- Then put your finger on the 4th fret of the C string - this note should be an E. Pluck the C string and E string, and tune the C string until it sounds the same as the E string.
- Now put your finger on the 2nd fret of the G string. This note should be an A. Pluck the G string and A string alternately, and tune the G string until it sounds the same as the A string.
You can start with any string, and then tune the others. As a reference, here are the frets to play when checking if your ukulele is in tune:
G - 2nd Fret (which equals an A)
C - 4th Fret (which equals an E) and 7th Fret (which equals a G)
E - 3rd Fret (which equals a G) and 5th Fret (which equals an A)
Confused? Check out this video for a better understanding of the process.
If you have any other friends with an instrument, you can try tuning with them. Simply tell them to play the same note as you, and adjust your tuning till you both sound the same and resonate.
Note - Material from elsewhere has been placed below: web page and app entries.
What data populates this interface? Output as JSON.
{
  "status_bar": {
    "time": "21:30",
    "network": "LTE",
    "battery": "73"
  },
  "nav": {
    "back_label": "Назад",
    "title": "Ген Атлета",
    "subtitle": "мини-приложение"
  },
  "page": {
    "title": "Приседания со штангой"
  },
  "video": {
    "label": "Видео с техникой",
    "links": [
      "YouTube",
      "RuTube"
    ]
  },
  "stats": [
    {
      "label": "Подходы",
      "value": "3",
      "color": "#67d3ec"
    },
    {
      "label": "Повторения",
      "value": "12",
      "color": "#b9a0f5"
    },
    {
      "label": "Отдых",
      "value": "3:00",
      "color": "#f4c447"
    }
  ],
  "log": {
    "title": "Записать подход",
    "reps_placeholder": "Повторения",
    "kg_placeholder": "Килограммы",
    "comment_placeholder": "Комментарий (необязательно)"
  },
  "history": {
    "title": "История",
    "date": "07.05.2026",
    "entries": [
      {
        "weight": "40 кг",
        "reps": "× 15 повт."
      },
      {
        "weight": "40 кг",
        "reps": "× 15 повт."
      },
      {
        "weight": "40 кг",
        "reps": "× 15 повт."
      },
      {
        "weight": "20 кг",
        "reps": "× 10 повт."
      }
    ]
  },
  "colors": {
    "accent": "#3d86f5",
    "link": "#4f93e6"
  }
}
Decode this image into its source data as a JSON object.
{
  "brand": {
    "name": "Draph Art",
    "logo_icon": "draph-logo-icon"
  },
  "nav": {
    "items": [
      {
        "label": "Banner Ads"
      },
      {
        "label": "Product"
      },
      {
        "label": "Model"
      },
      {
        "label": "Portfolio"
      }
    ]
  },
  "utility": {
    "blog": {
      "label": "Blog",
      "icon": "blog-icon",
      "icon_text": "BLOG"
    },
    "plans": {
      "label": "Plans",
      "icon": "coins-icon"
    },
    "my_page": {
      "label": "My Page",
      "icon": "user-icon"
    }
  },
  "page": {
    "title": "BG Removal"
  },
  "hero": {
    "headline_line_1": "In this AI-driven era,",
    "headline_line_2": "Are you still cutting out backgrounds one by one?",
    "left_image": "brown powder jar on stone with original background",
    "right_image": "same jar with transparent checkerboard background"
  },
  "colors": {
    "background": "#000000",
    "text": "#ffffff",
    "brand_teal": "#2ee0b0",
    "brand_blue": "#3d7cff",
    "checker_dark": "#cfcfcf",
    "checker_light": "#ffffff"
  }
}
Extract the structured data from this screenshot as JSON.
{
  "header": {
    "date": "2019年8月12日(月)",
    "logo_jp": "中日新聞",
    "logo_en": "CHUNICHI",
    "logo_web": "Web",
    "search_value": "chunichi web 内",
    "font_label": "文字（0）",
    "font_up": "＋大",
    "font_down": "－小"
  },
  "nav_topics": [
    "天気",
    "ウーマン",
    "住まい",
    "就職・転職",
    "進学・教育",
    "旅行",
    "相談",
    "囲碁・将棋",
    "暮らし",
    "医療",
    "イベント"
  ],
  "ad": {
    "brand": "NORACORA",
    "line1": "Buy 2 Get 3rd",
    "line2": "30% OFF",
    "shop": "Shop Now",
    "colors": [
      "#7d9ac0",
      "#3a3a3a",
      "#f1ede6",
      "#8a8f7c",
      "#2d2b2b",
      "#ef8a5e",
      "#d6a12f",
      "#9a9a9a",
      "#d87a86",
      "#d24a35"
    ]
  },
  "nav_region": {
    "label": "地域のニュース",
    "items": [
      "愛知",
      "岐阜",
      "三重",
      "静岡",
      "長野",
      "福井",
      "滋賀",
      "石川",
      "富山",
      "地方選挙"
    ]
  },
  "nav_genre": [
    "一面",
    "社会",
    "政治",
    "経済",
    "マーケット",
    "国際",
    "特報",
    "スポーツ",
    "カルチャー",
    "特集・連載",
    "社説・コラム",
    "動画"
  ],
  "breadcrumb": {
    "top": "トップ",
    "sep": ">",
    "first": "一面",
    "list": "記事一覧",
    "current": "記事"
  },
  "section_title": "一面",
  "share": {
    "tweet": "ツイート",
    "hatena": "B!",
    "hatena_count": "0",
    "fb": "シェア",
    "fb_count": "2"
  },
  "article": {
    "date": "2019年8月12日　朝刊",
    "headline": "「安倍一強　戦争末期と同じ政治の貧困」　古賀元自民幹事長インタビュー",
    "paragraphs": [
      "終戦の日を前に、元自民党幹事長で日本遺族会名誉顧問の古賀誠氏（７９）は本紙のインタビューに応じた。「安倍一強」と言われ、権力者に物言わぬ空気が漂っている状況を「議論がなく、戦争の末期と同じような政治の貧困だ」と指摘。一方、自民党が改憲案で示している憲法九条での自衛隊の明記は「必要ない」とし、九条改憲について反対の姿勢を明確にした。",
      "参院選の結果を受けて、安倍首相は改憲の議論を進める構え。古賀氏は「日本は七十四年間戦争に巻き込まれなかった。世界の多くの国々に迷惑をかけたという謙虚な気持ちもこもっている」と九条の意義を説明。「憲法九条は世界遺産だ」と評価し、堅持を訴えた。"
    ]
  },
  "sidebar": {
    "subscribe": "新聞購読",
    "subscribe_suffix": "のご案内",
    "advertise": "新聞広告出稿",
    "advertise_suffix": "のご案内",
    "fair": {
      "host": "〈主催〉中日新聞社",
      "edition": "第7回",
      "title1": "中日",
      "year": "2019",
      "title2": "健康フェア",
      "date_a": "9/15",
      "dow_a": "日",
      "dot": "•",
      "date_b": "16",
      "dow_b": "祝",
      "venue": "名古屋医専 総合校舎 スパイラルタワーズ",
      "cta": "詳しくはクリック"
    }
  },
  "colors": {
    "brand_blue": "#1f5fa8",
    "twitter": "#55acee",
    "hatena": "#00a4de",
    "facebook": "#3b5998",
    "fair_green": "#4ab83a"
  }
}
This method is particularly fun when jamming with some guitarists and keyboardists.
What to do if you can't get your ukulele to stay in tune?
Fret not! Ukuleles can lose their tune over time, just like all other stringed instruments. This happens when the tension in the strings changes due to external factors. A good-quality ukulele is less likely to lose tune as they are constructed better with very sturdy tuning pegs. But here are some tips to make your ukulele stay in tune for longer:
- After tuning the ukulele perfectly, stretch your strings. Simply pull the strings towards you a few times, and let them snap back into place. Repeat this process while tuning the strings to set the correct tension.
- If your ukulele has old strings, consider changing the strings and buying a premium set. Good strings will last longer, sound better, and are likely to maintain their tension and stay in tune.
- Store the ukulele properly when it’s not being used. Fluctuations in temperature and humidity are major reasons for ukes to go out of tune.
- And finally, if your ukulele really won’t stay in tune, consider upgrading to a better model with high-quality tuners. If your model is already great, you can swap the tuning pegs out for new ones too.